In the current supply crisis, finding ways of making your fuel go further will mean fewer fill-ups and cheaper fuel bills.

There are a few simple changes that every driver can make to cut fuel consumption.

1. Check your tyres

Under inflated tyres cause more drag, meaning your engine will have to work harder, using more fuel. Tyre experts estimate under-inflated tyres increase fuel use by around 3%.

How do you know the correct tyre pressure? Check your owner’s handbook. Get into the habit of checking your tyres monthly and remember the pressure needs to be different if the car is fully loaded.

2. Lighten the load

Carrying unnecessary weight around in your vehicle makes a small difference to your fuel consumption. While every little bit helps, this recommendation applies more to tradespeople who are likely to drive heavy tools and equipment around that they don’t use every day.

3. Streamline

Leaving items like a roof box, roof bars, or bike rack on your car will waste fuel. You could save an estimated 10 to 20 per cent on fuel by improving your car’s aerodynamics and reducing drag and weight.

4. Turn off the air con

Using air conditioning increases fuel consumption by up to 10 per cent. It’s particularly noticeable on short journeys where it has to work harder to cool the car initially, and at lower speeds. If you’re making a short trip, or are in stop-and-go traffic, opening a window is a more efficient way to cool down.
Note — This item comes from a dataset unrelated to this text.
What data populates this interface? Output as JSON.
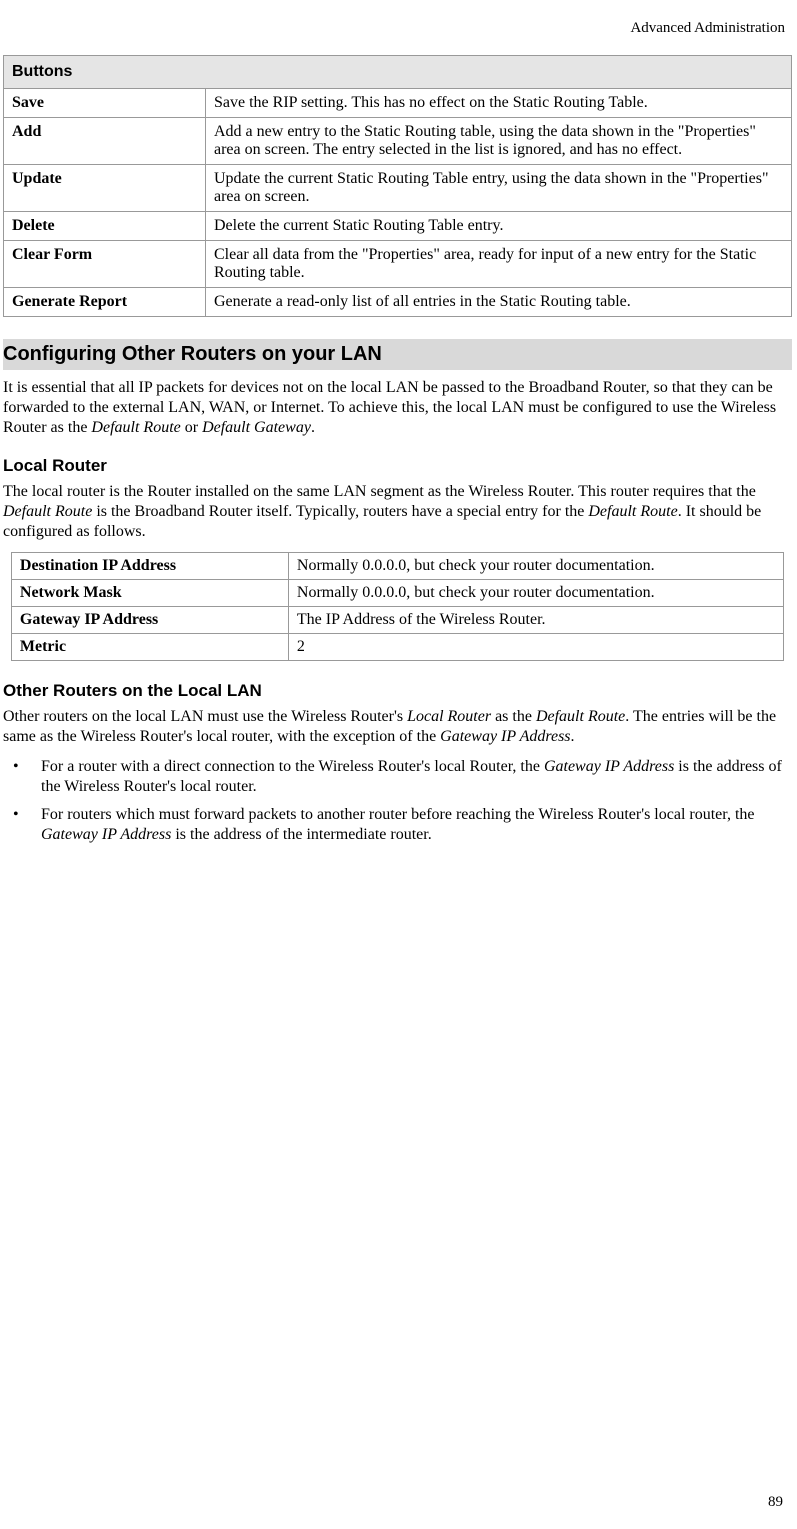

At higher speeds, the drag caused by an open window is worse for economy than running the air con. So, once you reach 55mph, using air con is more efficient.

In the UK, you are more likely to use the heater than air con. While your car heater does use fuel to operate, it recycles heat which is already being used to power the car, so the extra fuel used by heaters isn’t an excessive amount.

5. Watch your speed and drive smoothly

Using cruise control on the motorway can help drivers maintain a constant speed; vehicles use the most energy when accelerating.

Accelerate and brake gently and use your gears correctly. Anticipating the road and traffic ahead can improve fuel economy by 15%–30% at motorway speeds and 10%–40% in stop-and-go traffic.

6. Join a cashback or loyalty scheme

It isn’t easy to shop around for fuel in the current fuel crisis. However, using supermarket loyalty cards, and credit cards which offer cashback, can be a clever move. While they won’t save you money on fuel directly, they give you money back towards your grocery shopping, or points to use on other purchases — saving you money in the long run.